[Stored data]
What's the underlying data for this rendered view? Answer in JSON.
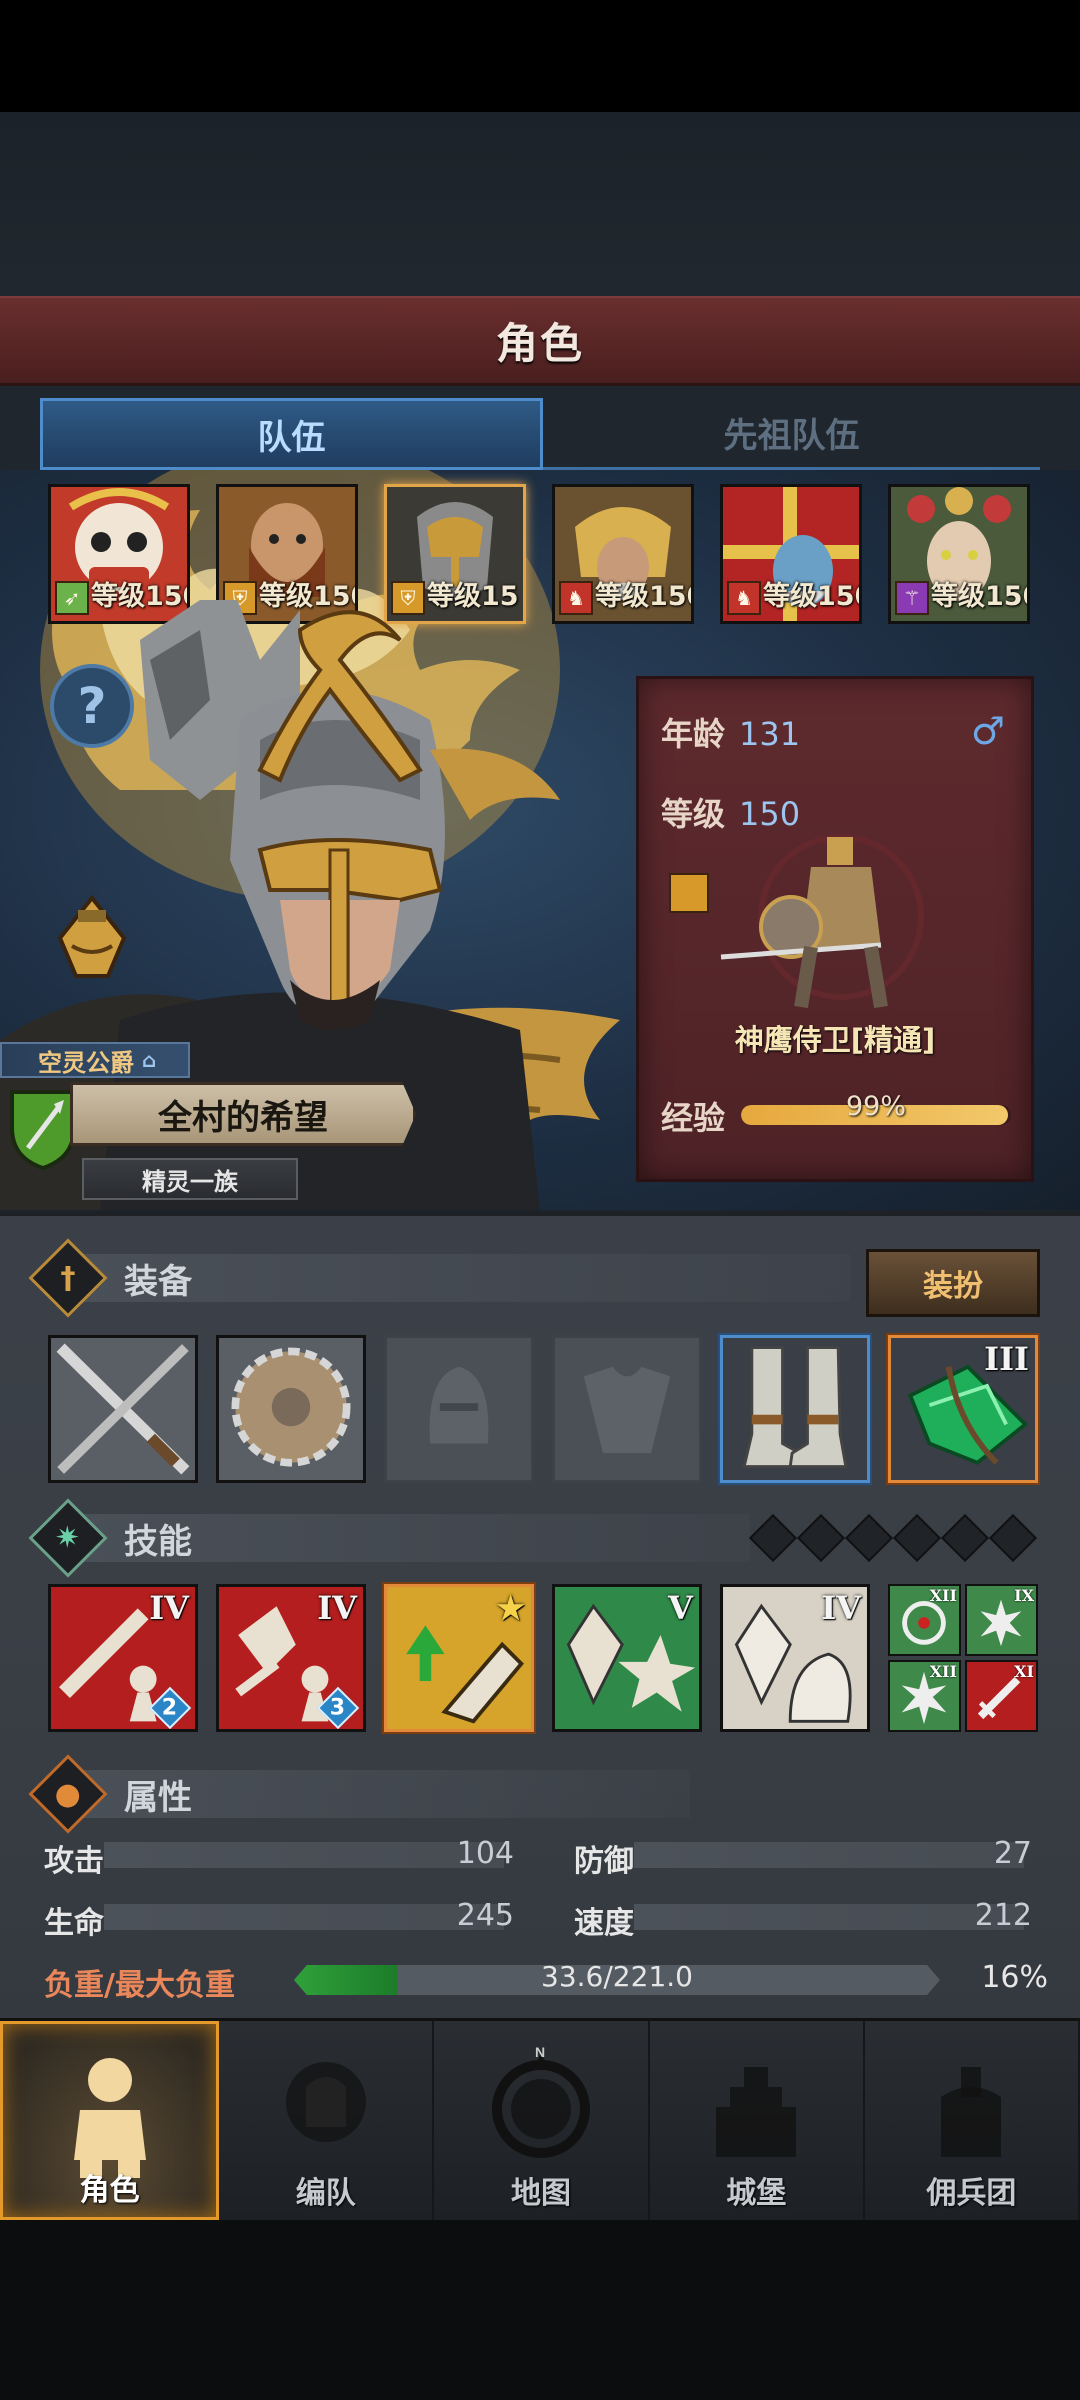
{
  "header": {
    "title": "角色"
  },
  "tabs": [
    {
      "label": "队伍",
      "active": true
    },
    {
      "label": "先祖队伍",
      "active": false
    }
  ],
  "team": [
    {
      "name_icon": "lion-dance-hero",
      "class_icon": "bow-icon",
      "level": "等级150"
    },
    {
      "name_icon": "bearded-warrior",
      "class_icon": "shield-icon",
      "level": "等级150"
    },
    {
      "name_icon": "eagle-helmet-knight",
      "class_icon": "shield-icon",
      "level": "等级15",
      "selected": true
    },
    {
      "name_icon": "golden-paladin",
      "class_icon": "horse-icon",
      "level": "等级150"
    },
    {
      "name_icon": "gift-box-wizard",
      "class_icon": "horse-icon",
      "level": "等级150"
    },
    {
      "name_icon": "flower-elf-queen",
      "class_icon": "staff-icon",
      "level": "等级150"
    }
  ],
  "hero": {
    "title_tag": "空灵公爵",
    "name": "全村的希望",
    "race": "精灵一族"
  },
  "info": {
    "age_label": "年龄",
    "age_value": "131",
    "gender_icon": "male-symbol-icon",
    "gender": "♂",
    "level_label": "等级",
    "level_value": "150",
    "unit_name": "神鹰侍卫[精通]",
    "exp_label": "经验",
    "exp_text": "99%",
    "exp_percent": 99
  },
  "equipment": {
    "title": "装备",
    "outfit_button": "装扮",
    "slots": [
      {
        "name": "crossed-swords-icon",
        "state": "filled"
      },
      {
        "name": "bladed-shield-icon",
        "state": "filled"
      },
      {
        "name": "helmet-slot-icon",
        "state": "empty"
      },
      {
        "name": "armor-slot-icon",
        "state": "empty"
      },
      {
        "name": "steel-boots-icon",
        "state": "blue"
      },
      {
        "name": "green-crystal-icon",
        "state": "orange",
        "rank": "III"
      }
    ]
  },
  "skills": {
    "title": "技能",
    "slots": [
      {
        "name": "sword-strike-icon",
        "rank": "IV",
        "badge": "2"
      },
      {
        "name": "shatter-strike-icon",
        "rank": "IV",
        "badge": "3"
      },
      {
        "name": "gold-rush-icon",
        "rank": "★"
      },
      {
        "name": "crystal-burst-icon",
        "rank": "V"
      },
      {
        "name": "crystal-hand-icon",
        "rank": "IV"
      }
    ],
    "mini": [
      {
        "name": "target-icon",
        "rank": "XII"
      },
      {
        "name": "burst-icon",
        "rank": "IX"
      },
      {
        "name": "spark-icon",
        "rank": "XII"
      },
      {
        "name": "red-sword-icon",
        "rank": "XI"
      }
    ]
  },
  "attributes": {
    "title": "属性",
    "attack_label": "攻击",
    "attack": "104",
    "defense_label": "防御",
    "defense": "27",
    "hp_label": "生命",
    "hp": "245",
    "speed_label": "速度",
    "speed": "212",
    "load_label": "负重/最大负重",
    "load_text": "33.6/221.0",
    "load_pct": "16%",
    "load_fraction": 0.16
  },
  "nav": [
    {
      "label": "角色",
      "active": true
    },
    {
      "label": "编队"
    },
    {
      "label": "地图"
    },
    {
      "label": "城堡"
    },
    {
      "label": "佣兵团"
    }
  ],
  "colors": {
    "accent": "#e39a2a",
    "header": "#5a2626",
    "tab_active": "#2f5a86"
  }
}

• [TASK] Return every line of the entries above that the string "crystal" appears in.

• [OUTPUT]
        "name": "green-crystal-icon",
        "name": "crystal-burst-icon",
        "name": "crystal-hand-icon",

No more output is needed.